Try it: Each line of the listing below must be retyped exactly, with images left out.

--- Information given ---

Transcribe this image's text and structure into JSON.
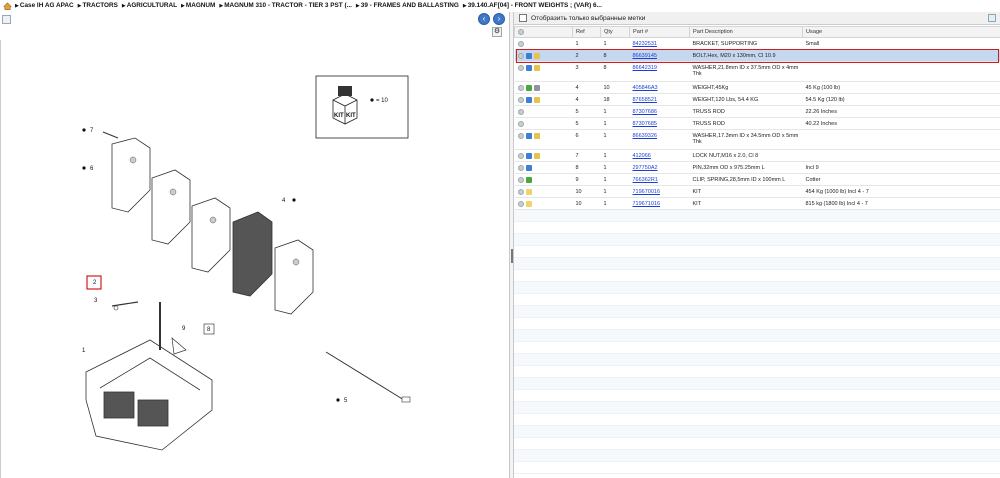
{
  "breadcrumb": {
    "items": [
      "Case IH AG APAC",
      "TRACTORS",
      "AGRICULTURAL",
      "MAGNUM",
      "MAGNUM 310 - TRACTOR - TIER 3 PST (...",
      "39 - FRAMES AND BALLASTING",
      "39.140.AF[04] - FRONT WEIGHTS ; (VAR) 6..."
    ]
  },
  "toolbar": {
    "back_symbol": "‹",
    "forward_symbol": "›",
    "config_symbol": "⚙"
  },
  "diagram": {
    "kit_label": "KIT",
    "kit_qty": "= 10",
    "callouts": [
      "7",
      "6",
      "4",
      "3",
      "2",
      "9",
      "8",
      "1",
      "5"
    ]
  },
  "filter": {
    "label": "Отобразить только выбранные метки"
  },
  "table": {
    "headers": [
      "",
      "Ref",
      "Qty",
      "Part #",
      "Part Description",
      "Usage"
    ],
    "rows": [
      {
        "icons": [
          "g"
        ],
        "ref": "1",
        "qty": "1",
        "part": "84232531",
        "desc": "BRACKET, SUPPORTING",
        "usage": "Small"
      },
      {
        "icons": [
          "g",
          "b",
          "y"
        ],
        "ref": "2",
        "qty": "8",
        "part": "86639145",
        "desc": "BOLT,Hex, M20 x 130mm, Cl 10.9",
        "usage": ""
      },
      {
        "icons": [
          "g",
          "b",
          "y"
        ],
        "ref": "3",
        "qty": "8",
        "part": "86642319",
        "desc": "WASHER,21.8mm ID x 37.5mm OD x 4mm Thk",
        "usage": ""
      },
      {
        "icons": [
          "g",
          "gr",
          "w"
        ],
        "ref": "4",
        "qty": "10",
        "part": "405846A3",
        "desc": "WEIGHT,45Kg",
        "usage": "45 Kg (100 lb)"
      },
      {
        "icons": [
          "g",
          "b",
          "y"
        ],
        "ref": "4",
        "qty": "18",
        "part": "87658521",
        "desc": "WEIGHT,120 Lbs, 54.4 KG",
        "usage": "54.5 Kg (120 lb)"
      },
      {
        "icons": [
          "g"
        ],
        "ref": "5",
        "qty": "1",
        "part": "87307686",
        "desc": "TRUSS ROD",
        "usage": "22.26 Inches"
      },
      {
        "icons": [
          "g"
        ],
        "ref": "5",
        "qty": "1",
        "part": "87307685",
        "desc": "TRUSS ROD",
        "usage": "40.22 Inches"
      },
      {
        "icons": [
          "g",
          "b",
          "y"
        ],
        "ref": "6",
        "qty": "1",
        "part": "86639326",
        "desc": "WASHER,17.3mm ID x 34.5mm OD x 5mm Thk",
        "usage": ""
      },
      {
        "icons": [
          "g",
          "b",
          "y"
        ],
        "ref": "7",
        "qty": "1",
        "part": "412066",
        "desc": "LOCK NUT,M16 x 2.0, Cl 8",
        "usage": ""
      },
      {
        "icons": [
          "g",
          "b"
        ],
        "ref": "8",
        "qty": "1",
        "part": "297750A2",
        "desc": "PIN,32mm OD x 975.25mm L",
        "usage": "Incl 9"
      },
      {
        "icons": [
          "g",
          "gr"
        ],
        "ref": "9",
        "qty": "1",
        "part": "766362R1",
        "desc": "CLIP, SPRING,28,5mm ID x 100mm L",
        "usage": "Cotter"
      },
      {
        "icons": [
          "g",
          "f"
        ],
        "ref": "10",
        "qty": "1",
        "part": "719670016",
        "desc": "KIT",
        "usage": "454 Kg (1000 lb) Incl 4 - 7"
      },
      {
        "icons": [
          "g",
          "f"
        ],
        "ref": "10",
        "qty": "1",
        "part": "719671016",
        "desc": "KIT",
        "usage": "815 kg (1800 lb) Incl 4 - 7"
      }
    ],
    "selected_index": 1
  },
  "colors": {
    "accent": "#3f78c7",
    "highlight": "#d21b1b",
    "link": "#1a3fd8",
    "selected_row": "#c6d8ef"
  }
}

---

Result below:
Transcribe this image's text and structure into JSON.
{
  "breadcrumb": {
    "items": [
      "Case IH AG APAC",
      "TRACTORS",
      "AGRICULTURAL",
      "MAGNUM",
      "MAGNUM 310 - TRACTOR - TIER 3 PST (...",
      "39 - FRAMES AND BALLASTING",
      "39.140.AF[04] - FRONT WEIGHTS ; (VAR) 6..."
    ]
  },
  "toolbar": {
    "back_symbol": "‹",
    "forward_symbol": "›",
    "config_symbol": "⚙"
  },
  "diagram": {
    "kit_label": "KIT",
    "kit_qty": "= 10",
    "callouts": [
      "7",
      "6",
      "4",
      "3",
      "2",
      "9",
      "8",
      "1",
      "5"
    ]
  },
  "filter": {
    "label": "Отобразить только выбранные метки"
  },
  "table": {
    "headers": [
      "",
      "Ref",
      "Qty",
      "Part #",
      "Part Description",
      "Usage"
    ],
    "rows": [
      {
        "icons": [
          "g"
        ],
        "ref": "1",
        "qty": "1",
        "part": "84232531",
        "desc": "BRACKET, SUPPORTING",
        "usage": "Small"
      },
      {
        "icons": [
          "g",
          "b",
          "y"
        ],
        "ref": "2",
        "qty": "8",
        "part": "86639145",
        "desc": "BOLT,Hex, M20 x 130mm, Cl 10.9",
        "usage": ""
      },
      {
        "icons": [
          "g",
          "b",
          "y"
        ],
        "ref": "3",
        "qty": "8",
        "part": "86642319",
        "desc": "WASHER,21.8mm ID x 37.5mm OD x 4mm Thk",
        "usage": ""
      },
      {
        "icons": [
          "g",
          "gr",
          "w"
        ],
        "ref": "4",
        "qty": "10",
        "part": "405846A3",
        "desc": "WEIGHT,45Kg",
        "usage": "45 Kg (100 lb)"
      },
      {
        "icons": [
          "g",
          "b",
          "y"
        ],
        "ref": "4",
        "qty": "18",
        "part": "87658521",
        "desc": "WEIGHT,120 Lbs, 54.4 KG",
        "usage": "54.5 Kg (120 lb)"
      },
      {
        "icons": [
          "g"
        ],
        "ref": "5",
        "qty": "1",
        "part": "87307686",
        "desc": "TRUSS ROD",
        "usage": "22.26 Inches"
      },
      {
        "icons": [
          "g"
        ],
        "ref": "5",
        "qty": "1",
        "part": "87307685",
        "desc": "TRUSS ROD",
        "usage": "40.22 Inches"
      },
      {
        "icons": [
          "g",
          "b",
          "y"
        ],
        "ref": "6",
        "qty": "1",
        "part": "86639326",
        "desc": "WASHER,17.3mm ID x 34.5mm OD x 5mm Thk",
        "usage": ""
      },
      {
        "icons": [
          "g",
          "b",
          "y"
        ],
        "ref": "7",
        "qty": "1",
        "part": "412066",
        "desc": "LOCK NUT,M16 x 2.0, Cl 8",
        "usage": ""
      },
      {
        "icons": [
          "g",
          "b"
        ],
        "ref": "8",
        "qty": "1",
        "part": "297750A2",
        "desc": "PIN,32mm OD x 975.25mm L",
        "usage": "Incl 9"
      },
      {
        "icons": [
          "g",
          "gr"
        ],
        "ref": "9",
        "qty": "1",
        "part": "766362R1",
        "desc": "CLIP, SPRING,28,5mm ID x 100mm L",
        "usage": "Cotter"
      },
      {
        "icons": [
          "g",
          "f"
        ],
        "ref": "10",
        "qty": "1",
        "part": "719670016",
        "desc": "KIT",
        "usage": "454 Kg (1000 lb) Incl 4 - 7"
      },
      {
        "icons": [
          "g",
          "f"
        ],
        "ref": "10",
        "qty": "1",
        "part": "719671016",
        "desc": "KIT",
        "usage": "815 kg (1800 lb) Incl 4 - 7"
      }
    ],
    "selected_index": 1
  },
  "colors": {
    "accent": "#3f78c7",
    "highlight": "#d21b1b",
    "link": "#1a3fd8",
    "selected_row": "#c6d8ef"
  }
}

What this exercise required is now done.